page, you’ll see the main table in this production schedule template. The sample data is for a manufacturing use case, but you can easily customize the column headers to fit a film production or event production use case. When you click the Add to schedule button, new rows will appear in the main
page gives you a gantt chart or timeline view of the production schedule. Sometimes it’s easier to see your production schedule in a visual way. As you change the start and finish dates for each item in your production schedule, the bars in the timeline will automatically adjust.
Production schedule template FAQs
Who needs a production schedule template?
Anyone who’s in charge of organizing productions. This isn’t just limited to manufacturing productions (although they’re definitely important there), but also
When should you use a production schedule template?
You should use one of these docs anytime you need to organize a production schedule for a production process. These templates help you capture all the information you need quickly and they give you something that is infinitely more customizable and shareable than a spreadsheet.
What is the difference between a production schedule and a production plan?
The big difference between a production schedule and a production plan is that the production schedule is born from the production plan. What this means is that once you’ve gone through the planning process to determine exactly what you need to do and how it should be done, you work out the schedule to figure out when tasks need to happen and who’s responsible for those tasks.
Coda is an all-in-one doc for your team’s unique processes — the rituals that help you succeed.
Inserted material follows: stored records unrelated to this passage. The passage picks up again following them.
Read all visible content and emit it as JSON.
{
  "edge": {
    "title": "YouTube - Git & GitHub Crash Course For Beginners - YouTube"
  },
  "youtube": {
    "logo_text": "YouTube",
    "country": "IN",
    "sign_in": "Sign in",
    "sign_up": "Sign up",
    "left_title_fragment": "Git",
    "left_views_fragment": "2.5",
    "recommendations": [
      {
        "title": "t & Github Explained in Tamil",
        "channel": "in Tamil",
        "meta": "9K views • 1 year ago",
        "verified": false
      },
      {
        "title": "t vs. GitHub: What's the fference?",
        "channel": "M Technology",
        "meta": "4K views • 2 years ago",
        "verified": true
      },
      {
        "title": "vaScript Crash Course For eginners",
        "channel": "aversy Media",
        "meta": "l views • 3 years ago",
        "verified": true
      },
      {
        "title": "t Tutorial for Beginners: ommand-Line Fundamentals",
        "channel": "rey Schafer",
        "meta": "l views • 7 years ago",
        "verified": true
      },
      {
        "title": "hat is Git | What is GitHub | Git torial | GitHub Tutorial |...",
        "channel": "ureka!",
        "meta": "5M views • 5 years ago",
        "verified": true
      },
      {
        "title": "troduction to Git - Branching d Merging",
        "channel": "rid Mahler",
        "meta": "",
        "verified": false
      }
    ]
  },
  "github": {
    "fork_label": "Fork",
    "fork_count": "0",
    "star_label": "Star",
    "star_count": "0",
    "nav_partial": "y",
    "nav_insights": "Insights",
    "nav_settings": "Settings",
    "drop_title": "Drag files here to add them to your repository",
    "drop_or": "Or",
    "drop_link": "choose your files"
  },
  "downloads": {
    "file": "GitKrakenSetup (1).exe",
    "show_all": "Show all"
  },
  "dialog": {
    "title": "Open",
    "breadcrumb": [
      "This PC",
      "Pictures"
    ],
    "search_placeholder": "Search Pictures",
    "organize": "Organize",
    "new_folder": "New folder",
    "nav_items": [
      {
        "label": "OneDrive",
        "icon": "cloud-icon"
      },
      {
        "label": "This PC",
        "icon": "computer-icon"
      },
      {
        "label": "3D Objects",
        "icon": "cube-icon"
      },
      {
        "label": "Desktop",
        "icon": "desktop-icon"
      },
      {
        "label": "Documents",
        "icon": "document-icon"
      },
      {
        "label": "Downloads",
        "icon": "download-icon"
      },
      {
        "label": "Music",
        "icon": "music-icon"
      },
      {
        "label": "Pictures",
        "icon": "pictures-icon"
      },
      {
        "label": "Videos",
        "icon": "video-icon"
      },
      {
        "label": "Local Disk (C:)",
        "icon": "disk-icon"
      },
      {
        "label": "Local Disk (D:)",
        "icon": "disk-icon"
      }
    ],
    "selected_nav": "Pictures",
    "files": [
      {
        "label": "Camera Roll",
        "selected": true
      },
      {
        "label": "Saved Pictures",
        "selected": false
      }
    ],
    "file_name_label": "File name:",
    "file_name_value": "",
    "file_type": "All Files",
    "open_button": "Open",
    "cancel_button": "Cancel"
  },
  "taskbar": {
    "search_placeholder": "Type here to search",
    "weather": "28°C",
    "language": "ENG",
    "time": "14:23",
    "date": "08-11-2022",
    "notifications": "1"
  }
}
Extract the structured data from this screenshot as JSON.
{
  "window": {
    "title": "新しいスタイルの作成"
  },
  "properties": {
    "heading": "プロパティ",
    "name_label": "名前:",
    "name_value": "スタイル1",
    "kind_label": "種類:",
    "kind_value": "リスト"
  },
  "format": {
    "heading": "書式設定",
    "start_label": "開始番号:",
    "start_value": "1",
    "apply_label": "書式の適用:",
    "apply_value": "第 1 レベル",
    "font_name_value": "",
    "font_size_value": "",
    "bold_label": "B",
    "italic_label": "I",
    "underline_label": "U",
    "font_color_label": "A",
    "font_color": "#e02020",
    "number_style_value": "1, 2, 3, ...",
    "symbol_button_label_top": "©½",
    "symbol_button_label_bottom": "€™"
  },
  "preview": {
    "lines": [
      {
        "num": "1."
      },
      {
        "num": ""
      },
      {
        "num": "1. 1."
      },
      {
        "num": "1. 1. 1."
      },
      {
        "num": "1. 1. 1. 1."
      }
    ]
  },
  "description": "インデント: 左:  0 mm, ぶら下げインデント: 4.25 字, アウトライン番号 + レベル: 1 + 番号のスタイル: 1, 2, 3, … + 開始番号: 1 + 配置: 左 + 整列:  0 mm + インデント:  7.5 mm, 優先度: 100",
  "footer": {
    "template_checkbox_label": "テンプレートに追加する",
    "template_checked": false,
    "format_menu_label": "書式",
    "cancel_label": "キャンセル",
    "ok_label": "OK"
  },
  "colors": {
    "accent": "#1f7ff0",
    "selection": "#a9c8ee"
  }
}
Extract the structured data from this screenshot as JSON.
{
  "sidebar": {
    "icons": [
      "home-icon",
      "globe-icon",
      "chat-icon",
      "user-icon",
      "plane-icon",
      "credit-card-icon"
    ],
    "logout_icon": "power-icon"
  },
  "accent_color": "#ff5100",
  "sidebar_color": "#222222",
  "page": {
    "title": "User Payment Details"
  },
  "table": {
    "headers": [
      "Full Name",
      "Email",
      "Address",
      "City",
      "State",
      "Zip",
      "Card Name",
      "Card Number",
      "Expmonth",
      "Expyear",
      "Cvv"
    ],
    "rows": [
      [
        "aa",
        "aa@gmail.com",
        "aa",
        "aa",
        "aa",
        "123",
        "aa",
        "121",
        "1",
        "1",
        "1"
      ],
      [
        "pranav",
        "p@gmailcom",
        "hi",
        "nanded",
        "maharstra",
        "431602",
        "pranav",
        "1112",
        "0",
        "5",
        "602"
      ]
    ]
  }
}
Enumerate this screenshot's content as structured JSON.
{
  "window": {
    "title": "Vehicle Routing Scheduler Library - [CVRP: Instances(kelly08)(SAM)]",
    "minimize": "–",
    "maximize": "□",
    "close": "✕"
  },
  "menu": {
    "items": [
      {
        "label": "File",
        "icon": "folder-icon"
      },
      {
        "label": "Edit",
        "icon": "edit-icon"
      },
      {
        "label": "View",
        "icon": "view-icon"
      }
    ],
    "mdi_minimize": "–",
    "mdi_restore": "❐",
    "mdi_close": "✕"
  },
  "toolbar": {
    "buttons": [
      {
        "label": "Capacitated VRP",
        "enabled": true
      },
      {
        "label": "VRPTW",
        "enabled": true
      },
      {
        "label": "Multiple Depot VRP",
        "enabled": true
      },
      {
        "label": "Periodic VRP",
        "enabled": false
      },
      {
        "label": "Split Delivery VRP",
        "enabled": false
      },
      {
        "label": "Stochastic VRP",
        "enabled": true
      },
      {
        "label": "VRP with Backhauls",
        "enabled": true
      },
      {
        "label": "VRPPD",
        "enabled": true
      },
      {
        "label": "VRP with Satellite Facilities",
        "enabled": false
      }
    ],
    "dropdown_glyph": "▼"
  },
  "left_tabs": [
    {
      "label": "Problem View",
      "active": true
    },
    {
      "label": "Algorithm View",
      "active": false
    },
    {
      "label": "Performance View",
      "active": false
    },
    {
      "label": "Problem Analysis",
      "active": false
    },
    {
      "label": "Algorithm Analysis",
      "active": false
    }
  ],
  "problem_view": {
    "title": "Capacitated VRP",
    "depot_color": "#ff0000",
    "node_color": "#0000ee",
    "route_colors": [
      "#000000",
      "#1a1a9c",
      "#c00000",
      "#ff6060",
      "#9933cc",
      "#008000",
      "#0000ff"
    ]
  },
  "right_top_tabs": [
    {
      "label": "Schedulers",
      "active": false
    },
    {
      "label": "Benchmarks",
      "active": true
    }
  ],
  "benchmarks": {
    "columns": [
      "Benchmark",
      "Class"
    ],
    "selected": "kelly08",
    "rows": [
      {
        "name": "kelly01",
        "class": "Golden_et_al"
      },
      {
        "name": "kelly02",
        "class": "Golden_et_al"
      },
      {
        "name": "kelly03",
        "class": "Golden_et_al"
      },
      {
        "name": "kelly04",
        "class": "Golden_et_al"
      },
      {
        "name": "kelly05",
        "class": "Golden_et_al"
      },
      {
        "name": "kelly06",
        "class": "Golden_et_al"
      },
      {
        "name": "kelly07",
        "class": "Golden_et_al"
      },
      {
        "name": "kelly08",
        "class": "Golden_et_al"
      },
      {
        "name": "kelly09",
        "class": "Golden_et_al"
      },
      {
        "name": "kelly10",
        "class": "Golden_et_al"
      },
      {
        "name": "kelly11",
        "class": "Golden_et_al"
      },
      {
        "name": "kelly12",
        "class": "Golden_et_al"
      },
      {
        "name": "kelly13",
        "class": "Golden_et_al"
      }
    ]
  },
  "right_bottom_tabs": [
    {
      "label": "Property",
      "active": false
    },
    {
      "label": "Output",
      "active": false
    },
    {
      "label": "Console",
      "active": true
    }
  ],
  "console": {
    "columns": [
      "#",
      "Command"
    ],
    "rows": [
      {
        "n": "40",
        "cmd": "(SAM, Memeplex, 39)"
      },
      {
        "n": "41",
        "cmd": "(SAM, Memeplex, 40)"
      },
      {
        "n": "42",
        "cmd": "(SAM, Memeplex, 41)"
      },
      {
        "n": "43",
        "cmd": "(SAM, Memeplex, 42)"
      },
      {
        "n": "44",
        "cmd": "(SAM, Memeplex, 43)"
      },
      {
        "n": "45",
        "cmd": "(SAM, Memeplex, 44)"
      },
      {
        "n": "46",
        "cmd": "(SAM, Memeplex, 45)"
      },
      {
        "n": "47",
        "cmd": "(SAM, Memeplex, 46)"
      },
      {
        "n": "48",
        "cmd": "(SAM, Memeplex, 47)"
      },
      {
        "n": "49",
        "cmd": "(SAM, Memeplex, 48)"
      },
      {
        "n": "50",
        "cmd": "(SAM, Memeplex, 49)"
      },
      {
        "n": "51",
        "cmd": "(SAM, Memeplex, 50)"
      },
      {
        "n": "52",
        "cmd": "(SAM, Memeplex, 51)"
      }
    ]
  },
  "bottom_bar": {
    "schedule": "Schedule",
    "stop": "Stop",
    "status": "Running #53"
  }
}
Teams that use Coda get rid of hundreds of documents, spreadsheets, and even bespoke apps, to work quickly and clearly in one place. This template is a Coda doc. Click around to explore.